Percentiles report the relative standing of a particular value within a statistical data set. If that’s what you’re most interested in, the actual mean and standard deviation of the data set are not important [more…]

### How to Gather a Five-Number Summary from a Statistical Sample

If your data create a histogram that is not bell-shaped, you can use a set of statistics that is based on percentiles to describe the big picture of the data. Called the five-number summary, this method [more…]

### How the Central Limit Theorem Is Used in Statistics

The normal distribution is used to help measure the accuracy of many statistics, including the sample mean, using an important result called the *Central Limit Theorem.* [more…]

### How Treatment Groups, Control Groups, Placebos, and Blind Experiments Are Used in Statistics

Statistical studies often involve several kinds of experiments: treatment groups, control groups, placebos, and blind and double-blind tests. An *experiment* [more…]

### How to Interpret the Margin of Error in Statistics

You’ve probably heard or seen results like this: “This statistical survey had a margin of error of plus or minus 3 percentage points.” What does this mean? Most surveys are based on information collected [more…]

### What a Boxplot Can Tell You about a Statistical Data Set

A boxplot can give you information regarding the shape, variability, and center (or median) of a statistical data set. It is particularly useful for displaying skewed data. [more…]

### What a Time Chart Can Tell You about a Statistical Data Set

A *time chart* (also called a *line graph*) is a statistical display used to examine trends in data over time (also known as time series data). Time charts show time on the [more…]

### How a Time Chart Can Misrepresent Statistical Data

When you create a statistical time chart, you have to evaluate the units of the numbers being plotted. For example, it's misleading to chart the *number* [more…]

### Simplifying Excess Statistical Data in a Time Chart

If a time chart includes too much statistical data, the result can be so complex that it makes it impossible to interpret the data.
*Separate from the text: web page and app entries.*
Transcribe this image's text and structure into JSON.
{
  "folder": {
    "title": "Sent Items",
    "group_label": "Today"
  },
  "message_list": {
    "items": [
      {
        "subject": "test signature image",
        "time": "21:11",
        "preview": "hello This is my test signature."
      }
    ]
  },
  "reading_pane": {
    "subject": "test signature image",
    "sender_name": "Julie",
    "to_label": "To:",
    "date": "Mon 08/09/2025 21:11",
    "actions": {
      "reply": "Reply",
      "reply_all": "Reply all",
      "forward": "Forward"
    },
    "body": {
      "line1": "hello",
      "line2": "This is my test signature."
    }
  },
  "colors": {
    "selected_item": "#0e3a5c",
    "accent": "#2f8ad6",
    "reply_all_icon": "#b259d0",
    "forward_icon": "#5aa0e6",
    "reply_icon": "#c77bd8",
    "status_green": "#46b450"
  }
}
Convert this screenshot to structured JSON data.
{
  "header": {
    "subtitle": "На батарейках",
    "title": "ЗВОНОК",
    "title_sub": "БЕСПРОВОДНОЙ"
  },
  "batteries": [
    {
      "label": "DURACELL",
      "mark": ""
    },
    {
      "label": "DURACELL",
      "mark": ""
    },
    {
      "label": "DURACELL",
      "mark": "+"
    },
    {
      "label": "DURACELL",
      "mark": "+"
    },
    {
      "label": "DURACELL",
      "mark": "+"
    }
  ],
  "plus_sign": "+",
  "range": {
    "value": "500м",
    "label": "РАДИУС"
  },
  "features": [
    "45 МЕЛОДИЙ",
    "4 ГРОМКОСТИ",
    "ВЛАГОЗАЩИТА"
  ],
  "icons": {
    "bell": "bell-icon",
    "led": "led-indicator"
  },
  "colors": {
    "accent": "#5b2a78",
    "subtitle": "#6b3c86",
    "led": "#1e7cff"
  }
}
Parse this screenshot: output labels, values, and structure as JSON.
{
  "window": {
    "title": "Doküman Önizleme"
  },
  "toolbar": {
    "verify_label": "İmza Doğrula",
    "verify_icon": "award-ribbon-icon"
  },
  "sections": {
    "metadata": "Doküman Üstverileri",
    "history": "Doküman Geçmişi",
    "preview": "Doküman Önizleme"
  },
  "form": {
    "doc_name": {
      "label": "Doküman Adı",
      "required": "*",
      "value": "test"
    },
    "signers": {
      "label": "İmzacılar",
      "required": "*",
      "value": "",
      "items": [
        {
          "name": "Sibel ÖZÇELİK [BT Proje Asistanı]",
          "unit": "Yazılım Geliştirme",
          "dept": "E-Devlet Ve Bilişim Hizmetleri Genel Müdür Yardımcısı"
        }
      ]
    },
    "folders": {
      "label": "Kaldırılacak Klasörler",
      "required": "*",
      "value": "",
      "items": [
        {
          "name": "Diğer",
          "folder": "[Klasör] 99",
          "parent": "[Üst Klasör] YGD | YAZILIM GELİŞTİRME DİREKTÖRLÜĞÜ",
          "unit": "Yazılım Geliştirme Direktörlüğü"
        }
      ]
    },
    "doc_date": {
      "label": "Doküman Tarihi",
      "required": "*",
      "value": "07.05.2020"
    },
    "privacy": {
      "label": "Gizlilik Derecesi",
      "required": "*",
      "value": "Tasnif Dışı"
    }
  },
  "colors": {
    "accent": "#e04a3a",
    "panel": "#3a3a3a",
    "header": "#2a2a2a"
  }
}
By reducing the amount of data, it is easier to see patterns emerge from [more…]